## WORK INSTRUCTIONS
Find and return every line of the data that contains the word "user".
_ _ _ _
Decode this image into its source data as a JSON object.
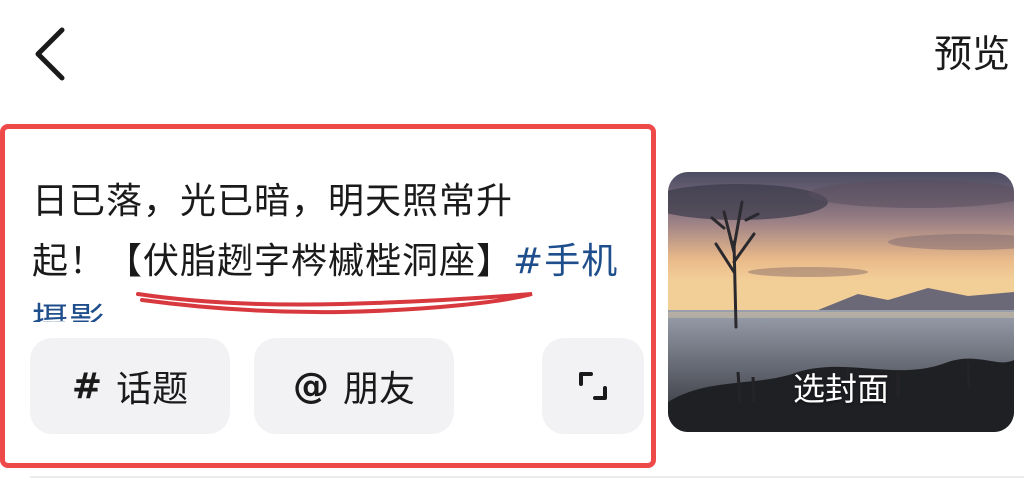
{
  "header": {
    "back_icon": "chevron-left-icon",
    "preview_label": "预览"
  },
  "caption": {
    "line1": "日已落，光已暗，明天照常升",
    "line2_prefix": "起！",
    "bracket_text": "【伏脂趔字梣槭梐洞座】",
    "hashtag": "#手机摄影"
  },
  "actions": {
    "topic_symbol": "#",
    "topic_label": "话题",
    "friend_symbol": "@",
    "friend_label": "朋友",
    "expand_icon": "expand-corners-icon"
  },
  "cover": {
    "label": "选封面"
  },
  "colors": {
    "highlight_border": "#ef4a4a",
    "hashtag": "#1f4e8c",
    "chip_bg": "#f2f2f4",
    "underline": "#d8393f"
  }
}
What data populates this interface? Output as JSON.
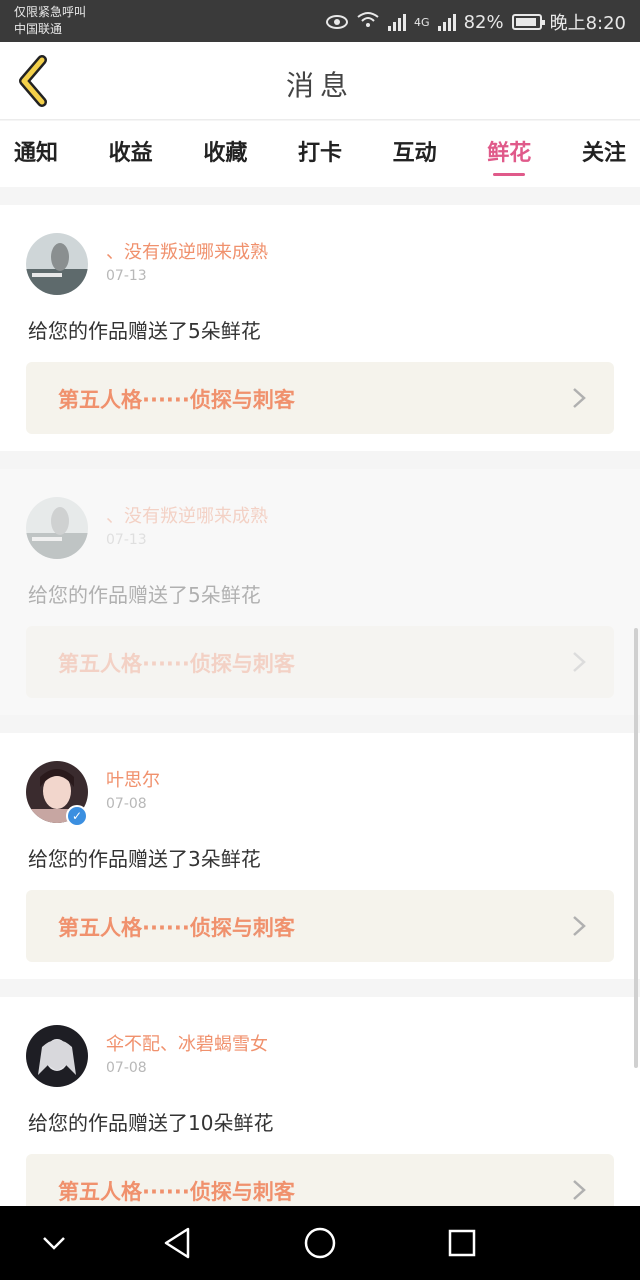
{
  "status_bar": {
    "line1": "仅限紧急呼叫",
    "line2": "中国联通",
    "network": "4G",
    "battery": "82%",
    "time": "晚上8:20"
  },
  "header": {
    "title": "消息"
  },
  "tabs": [
    {
      "label": "通知"
    },
    {
      "label": "收益"
    },
    {
      "label": "收藏"
    },
    {
      "label": "打卡"
    },
    {
      "label": "互动"
    },
    {
      "label": "鲜花",
      "active": true
    },
    {
      "label": "关注"
    }
  ],
  "notifications": [
    {
      "user": "、没有叛逆哪来成熟",
      "date": "07-13",
      "message": "给您的作品赠送了5朵鲜花",
      "work_title": "第五人格······侦探与刺客"
    },
    {
      "user": "、没有叛逆哪来成熟",
      "date": "07-13",
      "message": "给您的作品赠送了5朵鲜花",
      "work_title": "第五人格······侦探与刺客"
    },
    {
      "user": "叶思尔",
      "date": "07-08",
      "message": "给您的作品赠送了3朵鲜花",
      "work_title": "第五人格······侦探与刺客"
    },
    {
      "user": "伞不配、冰碧蝎雪女",
      "date": "07-08",
      "message": "给您的作品赠送了10朵鲜花",
      "work_title": "第五人格······侦探与刺客"
    }
  ],
  "colors": {
    "accent": "#e05a8a",
    "name_orange": "#f0916d",
    "back_arrow": "#f3d04a"
  }
}
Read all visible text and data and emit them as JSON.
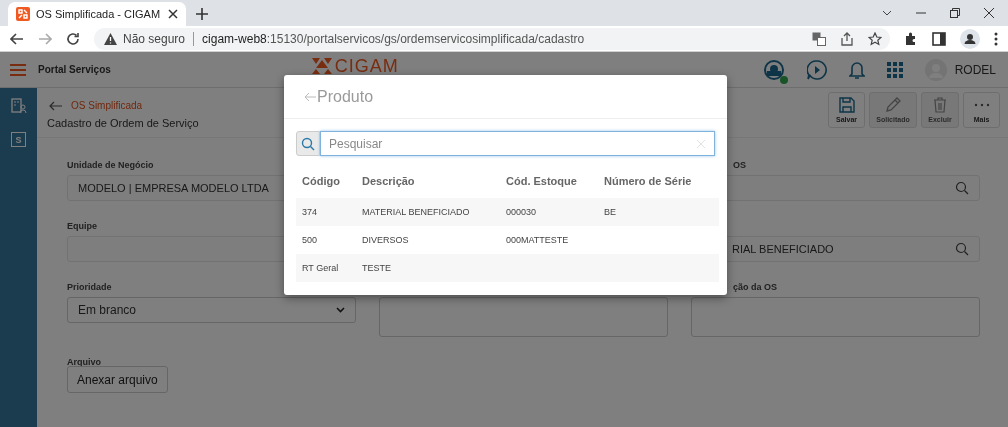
{
  "browser": {
    "tab_title": "OS Simplificada - CIGAM",
    "url_warning": "Não seguro",
    "url_host": "cigam-web8",
    "url_path": ":15130/portalservicos/gs/ordemservicosimplificada/cadastro"
  },
  "header": {
    "title": "Portal Serviços",
    "logo": "CIGAM",
    "user": "RODEL",
    "online": true
  },
  "sidebar": {
    "items": [
      {
        "kind": "icon"
      },
      {
        "kind": "letter",
        "text": "S"
      }
    ]
  },
  "breadcrumb": "OS Simplificada",
  "page_title": "Cadastro de Ordem de Serviço",
  "actions": [
    {
      "label": "Salvar",
      "kind": "save",
      "disabled": false
    },
    {
      "label": "Solicitado",
      "kind": "edit",
      "disabled": true
    },
    {
      "label": "Excluir",
      "kind": "delete",
      "disabled": true
    },
    {
      "label": "Mais",
      "kind": "more",
      "disabled": false
    }
  ],
  "form": {
    "fields": [
      {
        "label": "Unidade de Negócio",
        "kind": "text",
        "value": "MODELO | EMPRESA MODELO LTDA"
      },
      {
        "label": "OS",
        "kind": "lookup"
      },
      {
        "label": "Equipe",
        "kind": "text"
      },
      {
        "kind": "lookup",
        "value": "RIAL BENEFICIADO"
      },
      {
        "label": "Prioridade",
        "kind": "select",
        "value": "Em branco"
      },
      {
        "kind": "textarea"
      },
      {
        "label": "ção da OS",
        "kind": "textarea"
      },
      {
        "label": "Arquivo",
        "kind": "file",
        "value": "Anexar arquivo"
      }
    ]
  },
  "dialog": {
    "title": "Produto",
    "search": {
      "placeholder": "Pesquisar"
    },
    "table": {
      "columns": [
        "Código",
        "Descrição",
        "Cód. Estoque",
        "Número de Série"
      ],
      "rows": [
        [
          "374",
          "MATERIAL BENEFICIADO",
          "000030",
          "BE"
        ],
        [
          "500",
          "DIVERSOS",
          "000MATTESTE",
          ""
        ],
        [
          "RT Geral",
          "TESTE",
          "",
          ""
        ]
      ]
    }
  }
}
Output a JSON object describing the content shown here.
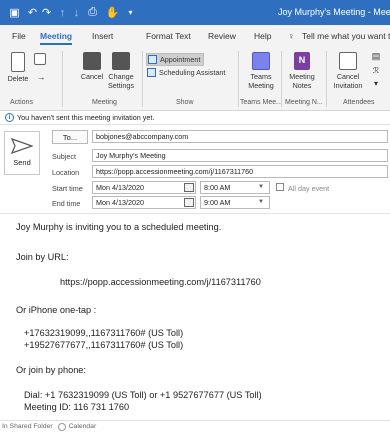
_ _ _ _
## ANSWER TO THIS PROBLEM
      "user": "、没有叛逆哪来成熟",
      "user": "、没有叛逆哪来成熟",
      "user": "叶思尔",
      "user": "伞不配、冰碧蝎雪女",
    "user": "RODEL",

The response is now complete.